Remember, this person has a reputation for taking others words and using them as her own AND MAKING MONEY OUT OF IT… compare (I’ve made it easy for you) the above with this below – I’m off to rest my back in readiness for more digging
1 of 1 people found the following review helpful:
, November 2, 2009
This review is from: Buckland’s Complete Book of Witchcraft (Llewellyn’s Practical Magick) (Paperback)
This book is rather (non)affectionately referred to as “Uncle Bucky’s Big Book O’ Wicca”. For whatever reason, Raymond Buckland and Llewellyn thought it important to market a book that infers that by reading it, yes, you, too can be a Third Degree in Wicca. This claim is pretty absurd – and I have experienced little ones (teenagers) coming up to me and claiming Third Degree credentials. A five minute conversation usually will uncover just how much the self-professed “Initiate” doesn’t know. Buckland has done not so much a service to Wicca and the Craft as a viable religious system but rather caused far damage and discord within the Craft in the form of drama and flailing egos as a result of the book’s claims.
While some of the basic premises of Craft practice and such are great, no book, no author, no magickal tool is ever going to take the place of actual hands on practice.
As an herbalist who has spent a lifetime in the study, there is not enough information doeseages or caveats towards health or pre-existing conditions being given in this book for those would be Witches to just start playing around with herbs. For his I would thoroughly reommend the books of Matthew Wood, in particular “The Book of Herbal Wisdom” and also James Greene’s “The Medicine-Maker’s Handbook” and other authors such as Rosemary Gladstar and Susun Weed – who herself is a very accomplished and well published herbalist and Green Witch. There are much better magical treatises on herbs such as Paul V. Beyerl’s Master Book of Herbalism”, which so thorough that it makes Buckland’s little chapter look rather incomplete if not a little absurd. Herbal work really does require oversight by knowledgable teachers in order to avoid calamity, and they are out there. Buckland should have more strongly asserted this in the book.
There is good information on candle magick, magickal alphabets and books of shadows, ritual set up, etc. But of course none of this means anything if the reader does not actually get up and do the work. Reading this work is not going to be enough to make you a third degree anything

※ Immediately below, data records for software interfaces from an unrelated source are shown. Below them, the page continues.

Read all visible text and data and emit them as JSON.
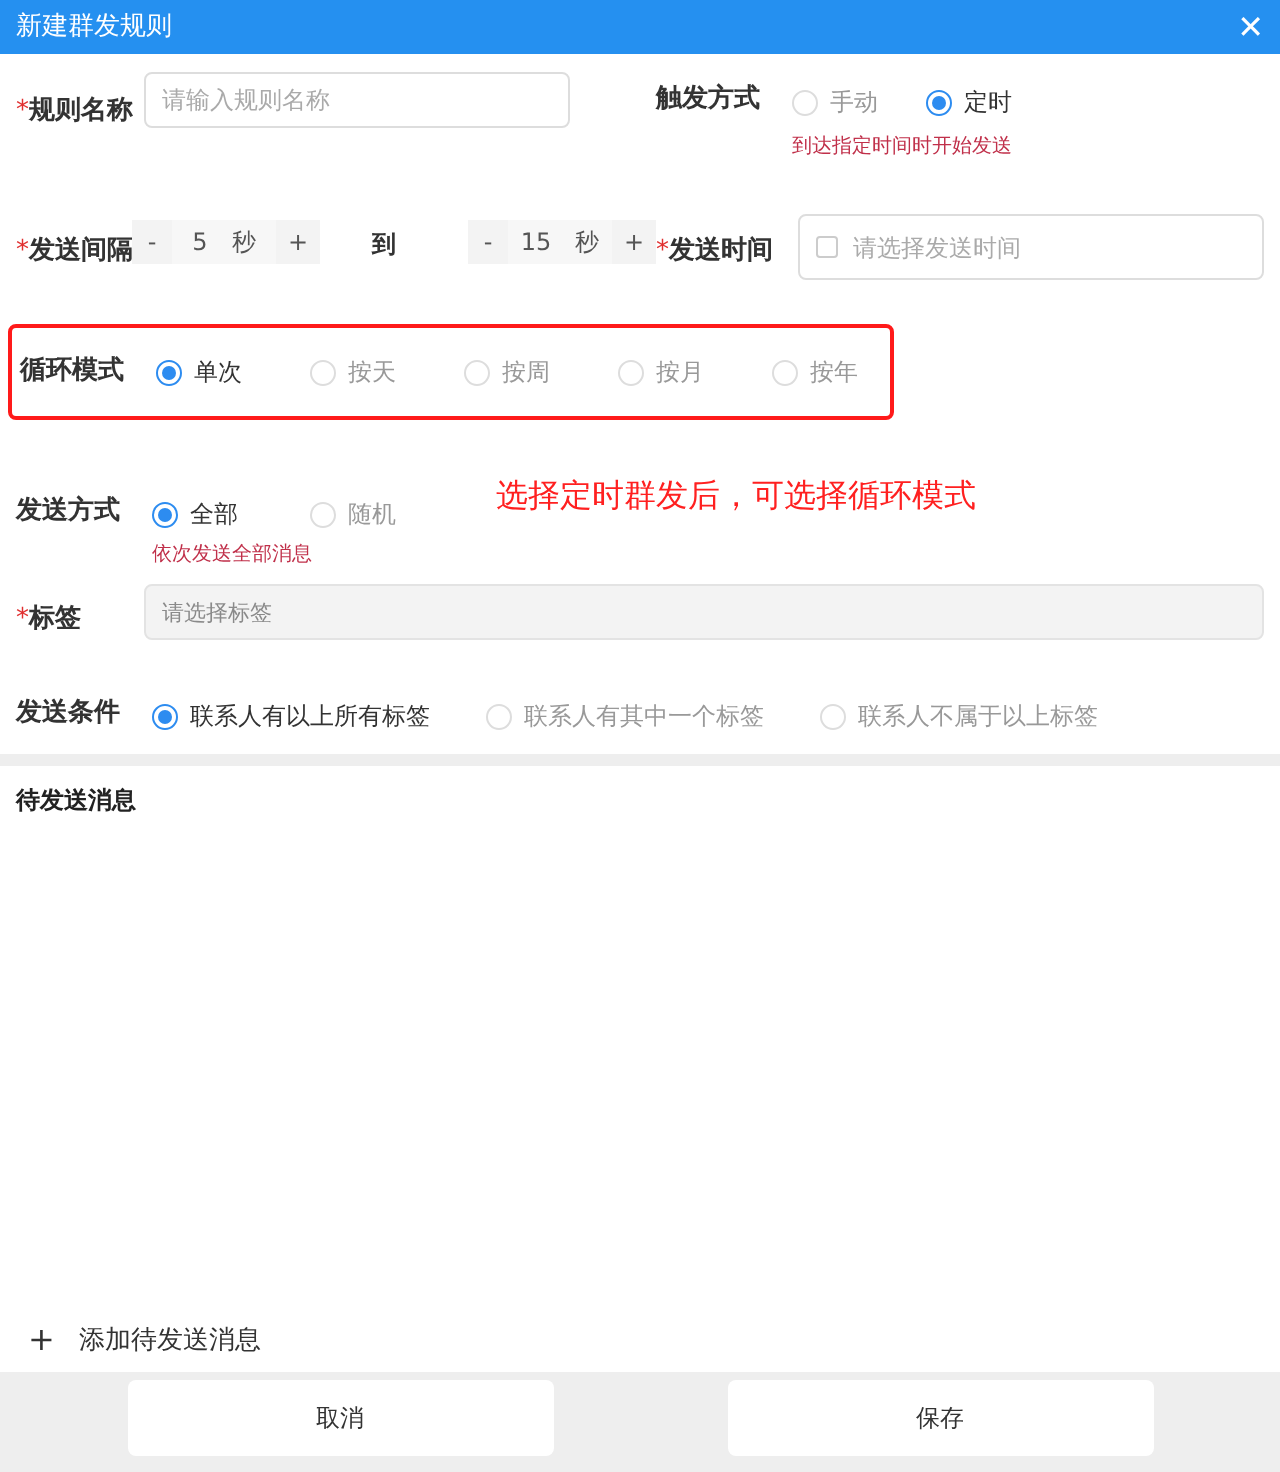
{
  "window": {
    "title": "新建群发规则",
    "close": "✕"
  },
  "rule_name": {
    "mark": "*",
    "label": "规则名称",
    "placeholder": "请输入规则名称"
  },
  "trigger": {
    "label": "触发方式",
    "options": [
      {
        "label": "手动",
        "selected": false
      },
      {
        "label": "定时",
        "selected": true
      }
    ],
    "hint": "到达指定时间时开始发送"
  },
  "interval": {
    "mark": "*",
    "label": "发送间隔",
    "from": {
      "minus": "-",
      "value": "5",
      "unit": "秒",
      "plus": "+"
    },
    "to_label": "到",
    "to": {
      "minus": "-",
      "value": "15",
      "unit": "秒",
      "plus": "+"
    }
  },
  "send_time": {
    "mark": "*",
    "label": "发送时间",
    "placeholder": "请选择发送时间"
  },
  "loop_mode": {
    "label": "循环模式",
    "highlighted": true,
    "options": [
      {
        "label": "单次",
        "selected": true
      },
      {
        "label": "按天",
        "selected": false
      },
      {
        "label": "按周",
        "selected": false
      },
      {
        "label": "按月",
        "selected": false
      },
      {
        "label": "按年",
        "selected": false
      }
    ]
  },
  "send_mode": {
    "label": "发送方式",
    "options": [
      {
        "label": "全部",
        "selected": true
      },
      {
        "label": "随机",
        "selected": false
      }
    ],
    "hint": "依次发送全部消息"
  },
  "annotation": "选择定时群发后，可选择循环模式",
  "tags": {
    "mark": "*",
    "label": "标签",
    "placeholder": "请选择标签"
  },
  "conditions": {
    "label": "发送条件",
    "options": [
      {
        "label": "联系人有以上所有标签",
        "selected": true
      },
      {
        "label": "联系人有其中一个标签",
        "selected": false
      },
      {
        "label": "联系人不属于以上标签",
        "selected": false
      }
    ]
  },
  "pending": {
    "title": "待发送消息",
    "add_icon": "+",
    "add_label": "添加待发送消息"
  },
  "buttons": [
    "取消",
    "保存"
  ]
}
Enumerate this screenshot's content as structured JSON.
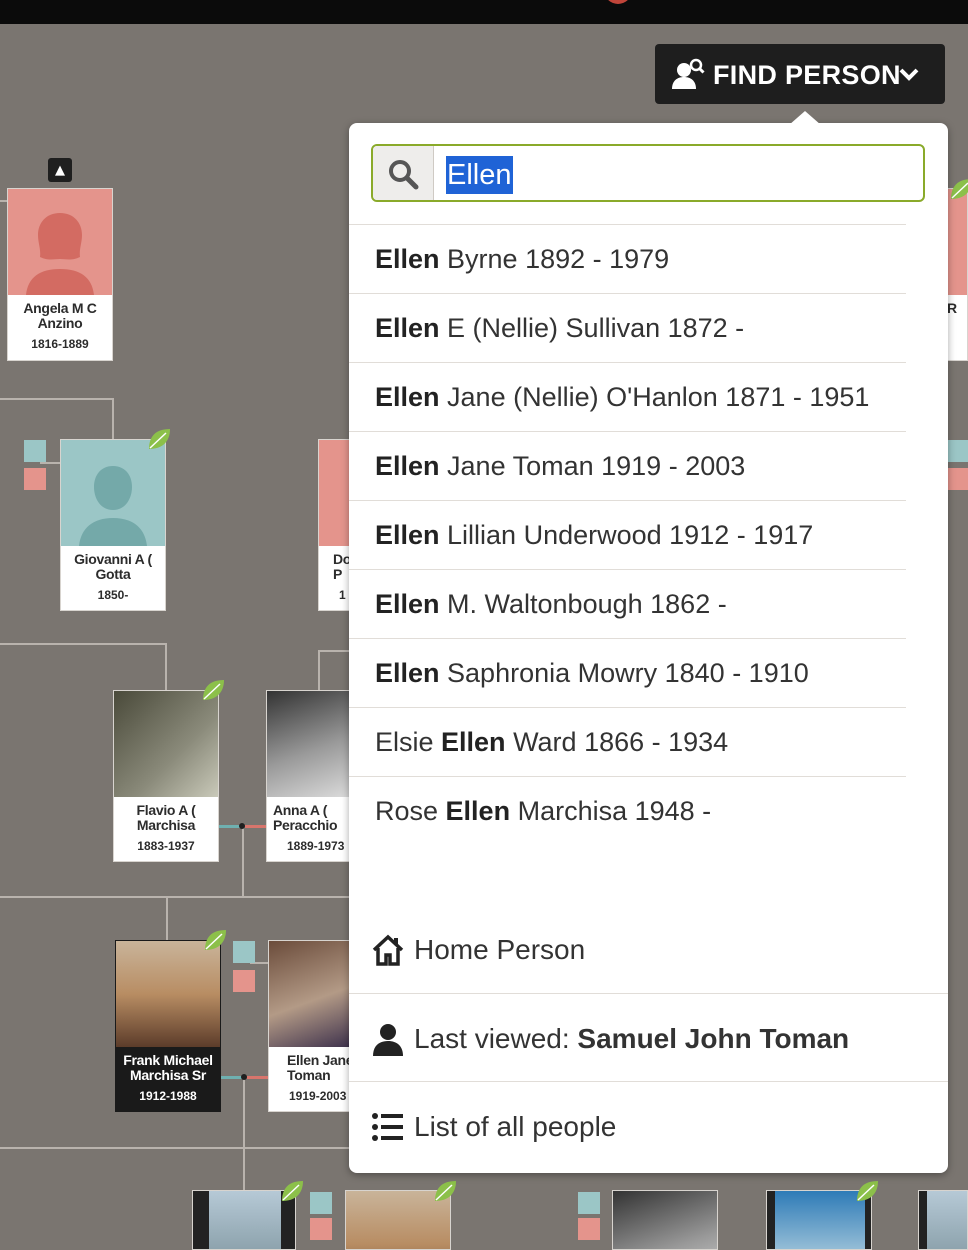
{
  "header": {
    "find_button_label": "FIND PERSON"
  },
  "search": {
    "value": "Ellen"
  },
  "results": [
    {
      "pre": "",
      "match": "Ellen",
      "post": " Byrne 1892 - 1979"
    },
    {
      "pre": "",
      "match": "Ellen",
      "post": " E (Nellie) Sullivan 1872 -"
    },
    {
      "pre": "",
      "match": "Ellen",
      "post": " Jane (Nellie) O'Hanlon 1871 - 1951"
    },
    {
      "pre": "",
      "match": "Ellen",
      "post": " Jane Toman 1919 - 2003"
    },
    {
      "pre": "",
      "match": "Ellen",
      "post": " Lillian Underwood 1912 - 1917"
    },
    {
      "pre": "",
      "match": "Ellen",
      "post": " M. Waltonbough 1862 -"
    },
    {
      "pre": "",
      "match": "Ellen",
      "post": " Saphronia Mowry 1840 - 1910"
    },
    {
      "pre": "Elsie ",
      "match": "Ellen",
      "post": " Ward 1866 - 1934"
    },
    {
      "pre": "Rose ",
      "match": "Ellen",
      "post": " Marchisa 1948 -"
    }
  ],
  "options": {
    "home": "Home Person",
    "last_viewed_prefix": "Last viewed: ",
    "last_viewed_name": "Samuel John Toman",
    "list_all": "List of all people"
  },
  "tree": {
    "cards": [
      {
        "name": "Angela M C Anzino",
        "dates": "1816-1889"
      },
      {
        "name": "Giovanni A ( Gotta",
        "dates": "1850-"
      },
      {
        "name": "Do P",
        "dates": "1"
      },
      {
        "name": "Flavio A ( Marchisa",
        "dates": "1883-1937"
      },
      {
        "name": "Anna A ( Peracchio",
        "dates": "1889-1973"
      },
      {
        "name": "Frank Michael Marchisa Sr",
        "dates": "1912-1988"
      },
      {
        "name": "Ellen Jane Toman",
        "dates": "1919-2003"
      },
      {
        "name": "R",
        "dates": ""
      }
    ]
  },
  "colors": {
    "background": "#7a7570",
    "female": "#e4948c",
    "male": "#9bc6c6",
    "search_border": "#8aaa2a",
    "selection": "#1f63d6"
  },
  "icons": [
    "search-icon",
    "person-search-icon",
    "chevron-down-icon",
    "home-icon",
    "person-icon",
    "list-icon",
    "leaf-icon",
    "collapse-up-icon"
  ]
}
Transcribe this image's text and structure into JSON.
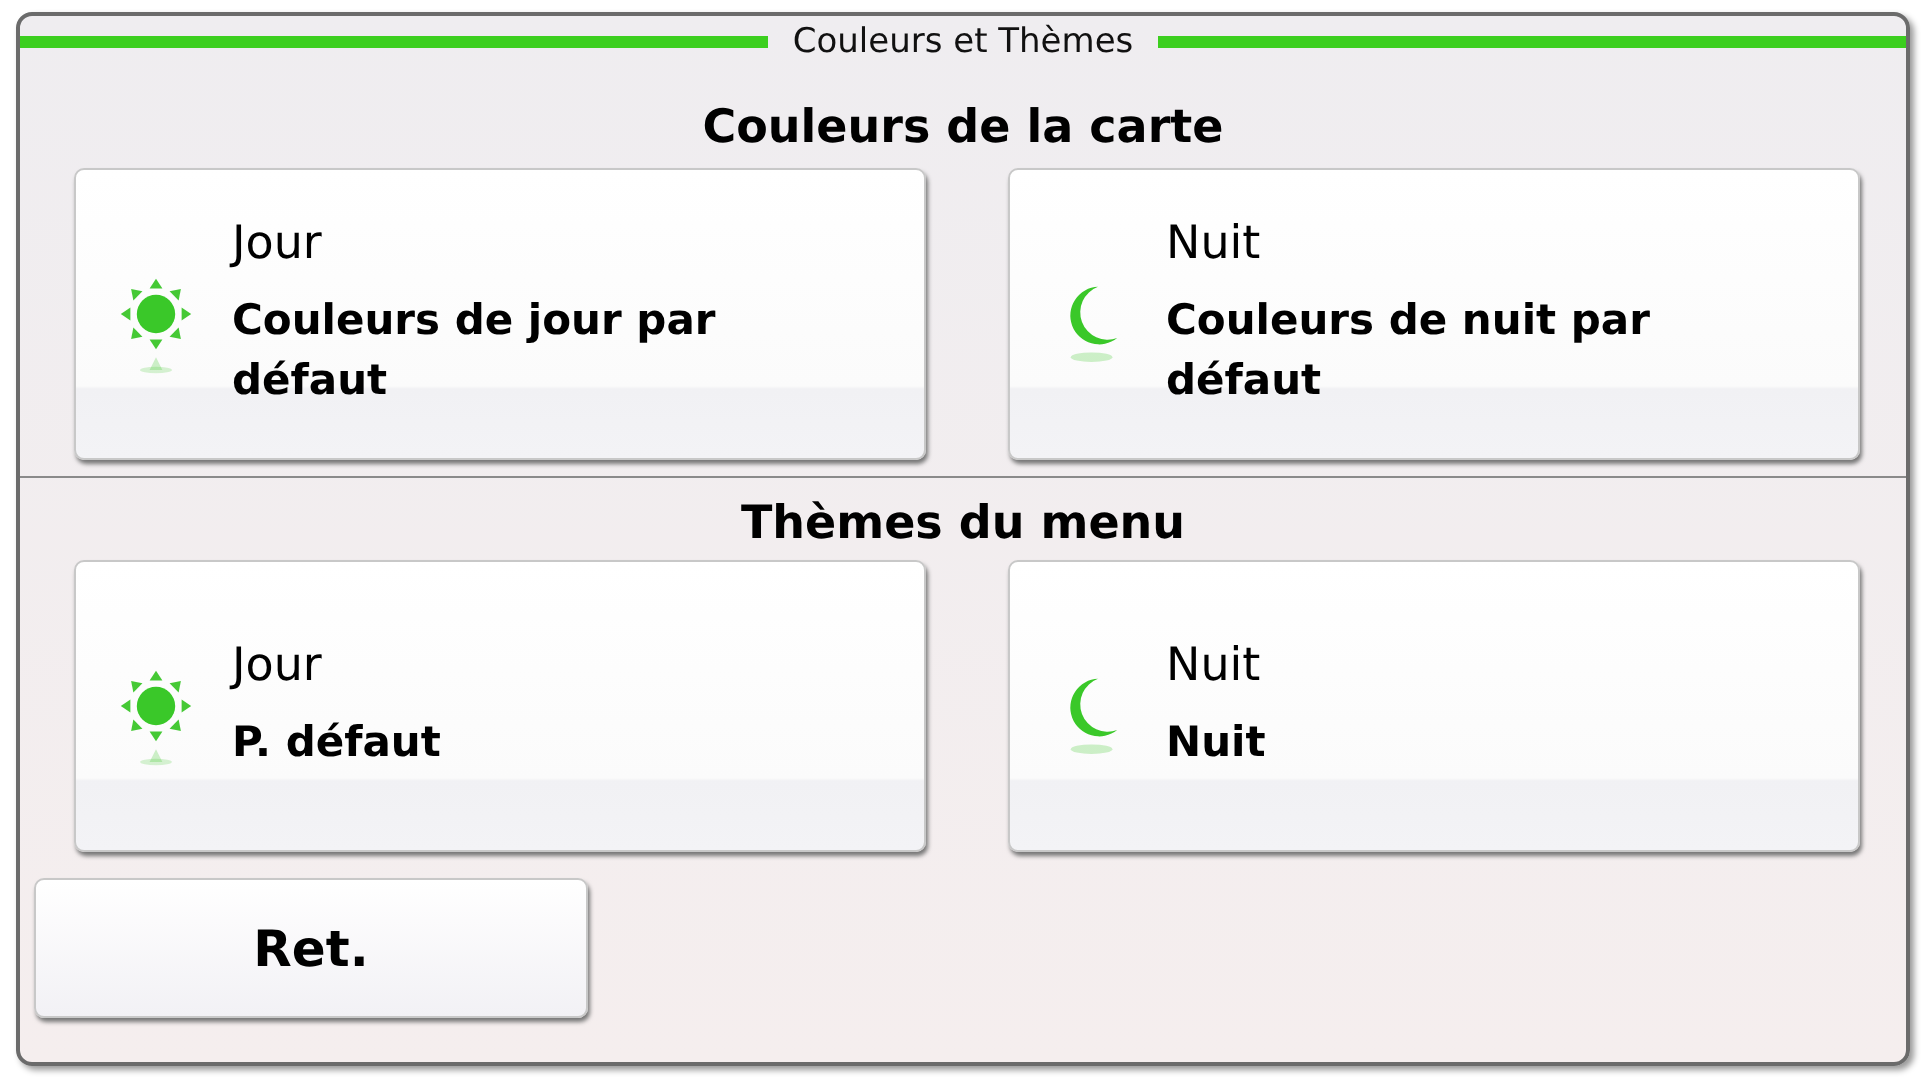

other than a fool for buying into the idea that “faith” of any kind without hard work is dead. I give this book three stars mainly because of the misrepresentation of both what it can achieve and how compleat the herbal knowledge consists of.